Johannesburg is the wealthiest city in Africa, according to the 2019 Africa Wealth Report by New World Wealth and Afrasia Bank.
"Total wealth" for the purposes of the report, refers to the total private wealth held by individuals living in each city.
It includes all their assets - property, cash, equities and business interests - less any liabilities. Government funds are not included in the mix.
Most of this wealth in Johannesburg is concentrated in Sandton - home of the JSE and of head offices of most of Africa's largest banks and corporates.
Cape Town comes in second place on the list with its exclusive suburbs such as Clifton, Bishopscourt, Camps Bay and Bantry Bay. It is also popular among wealthy second homeowners from around the world.
Cairo in Egypt is in 3rd place.

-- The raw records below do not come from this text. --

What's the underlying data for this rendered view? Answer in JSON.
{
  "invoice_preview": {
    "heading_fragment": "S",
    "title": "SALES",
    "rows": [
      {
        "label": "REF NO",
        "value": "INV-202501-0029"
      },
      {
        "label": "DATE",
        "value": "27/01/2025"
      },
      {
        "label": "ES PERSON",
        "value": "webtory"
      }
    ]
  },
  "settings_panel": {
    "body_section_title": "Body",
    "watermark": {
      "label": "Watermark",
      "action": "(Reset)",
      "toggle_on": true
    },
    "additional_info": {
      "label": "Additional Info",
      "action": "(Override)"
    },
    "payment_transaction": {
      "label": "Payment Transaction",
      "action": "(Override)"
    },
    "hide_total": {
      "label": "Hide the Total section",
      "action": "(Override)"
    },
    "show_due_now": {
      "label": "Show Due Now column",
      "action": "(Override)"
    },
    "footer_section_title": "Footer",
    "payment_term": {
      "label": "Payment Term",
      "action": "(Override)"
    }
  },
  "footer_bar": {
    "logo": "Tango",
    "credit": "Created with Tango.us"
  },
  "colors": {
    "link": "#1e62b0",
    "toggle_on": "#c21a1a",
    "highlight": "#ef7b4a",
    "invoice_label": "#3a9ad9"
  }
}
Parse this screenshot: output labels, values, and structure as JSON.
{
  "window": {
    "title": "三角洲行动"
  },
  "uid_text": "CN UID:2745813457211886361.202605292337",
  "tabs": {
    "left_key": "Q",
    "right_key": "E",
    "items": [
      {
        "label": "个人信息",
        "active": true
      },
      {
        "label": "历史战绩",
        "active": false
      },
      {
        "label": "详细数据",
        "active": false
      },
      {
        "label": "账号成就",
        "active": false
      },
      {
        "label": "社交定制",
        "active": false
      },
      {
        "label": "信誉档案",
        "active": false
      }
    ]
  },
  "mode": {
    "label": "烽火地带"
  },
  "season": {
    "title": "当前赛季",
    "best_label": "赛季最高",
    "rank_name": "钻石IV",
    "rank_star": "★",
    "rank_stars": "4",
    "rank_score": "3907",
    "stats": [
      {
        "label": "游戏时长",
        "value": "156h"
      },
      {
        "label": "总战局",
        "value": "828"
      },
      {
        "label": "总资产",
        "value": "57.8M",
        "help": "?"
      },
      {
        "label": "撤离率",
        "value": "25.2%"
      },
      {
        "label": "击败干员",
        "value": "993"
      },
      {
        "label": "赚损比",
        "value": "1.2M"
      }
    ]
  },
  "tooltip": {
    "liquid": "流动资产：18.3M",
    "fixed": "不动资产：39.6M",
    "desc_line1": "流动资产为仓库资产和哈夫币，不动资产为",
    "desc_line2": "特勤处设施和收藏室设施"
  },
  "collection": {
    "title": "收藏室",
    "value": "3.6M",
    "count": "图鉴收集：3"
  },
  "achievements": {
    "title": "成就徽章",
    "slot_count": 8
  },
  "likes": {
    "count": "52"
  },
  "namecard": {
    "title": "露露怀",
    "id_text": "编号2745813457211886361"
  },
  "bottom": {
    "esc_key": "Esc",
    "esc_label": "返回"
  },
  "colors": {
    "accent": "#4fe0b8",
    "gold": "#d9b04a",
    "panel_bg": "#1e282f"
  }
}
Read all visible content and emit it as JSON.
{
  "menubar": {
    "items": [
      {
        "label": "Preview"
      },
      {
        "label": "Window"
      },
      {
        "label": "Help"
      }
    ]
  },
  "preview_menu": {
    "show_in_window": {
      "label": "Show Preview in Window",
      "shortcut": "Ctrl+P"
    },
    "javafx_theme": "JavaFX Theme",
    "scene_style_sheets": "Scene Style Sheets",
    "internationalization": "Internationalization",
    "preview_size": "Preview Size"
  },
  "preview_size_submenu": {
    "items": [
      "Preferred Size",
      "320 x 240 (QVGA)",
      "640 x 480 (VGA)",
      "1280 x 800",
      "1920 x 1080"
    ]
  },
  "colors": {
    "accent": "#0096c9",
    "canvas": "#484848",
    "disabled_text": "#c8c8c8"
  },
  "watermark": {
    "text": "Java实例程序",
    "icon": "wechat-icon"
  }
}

It is home to more billionaires than any other African city. For the purposes of the report, billionaires are defined as individuals with net assets of $1bn or more.
Lagos in Nigeria is in 4th position. It is also the largest city in Africa in terms of population and gross domestic product - but not in terms of wealth.
In 5th place is Durban (including Umhlanga). It is one of the fastest growing areas in SA in terms of wealth growth over the past 10 years, according to the report.
In 6th place is Nairobi in Kenya. It is the economic hub of East Africa and one of the fastest growing cities in the world.
SA the wealthiest country
According to the report, South Africa remains the wealthiest country in Africa in terms of total wealth.
Next up is Egypt, followed by Nigeria, Morocco, Kenya, Angola, Ghana, Ethiopia, Tanzania and Ivory Coast.
The report notes that larger countries obviously have an advantage in this regard due to their higher populations.
On an individual basis, Mauritius have the wealthiest people in Africa with an average wealth of $31 000 (about R465 000) per person. They are followed by South Africans, with an average wealth of $11 500 (about R172 500) per person.
Furthermore, there are 23 billionaires living in Africa, each with assets of $1bn (more than R15bn) or more.
Total wealth in Africa has risen by 14% over the past 10 years, according to the report. Africa's performance was constrained by poor performance in the three largest African markets, namely South Africa, Egypt and Nigeria.
Total wealth held in Africa is expected to rise by 35% over the next 10 years, reaching $3trn by 2028.
Mauritius, Ghana, Rwanda, Kenya, Ethiopia and Uganda are expected to have the strongest performing wealth markets in Africa over this period.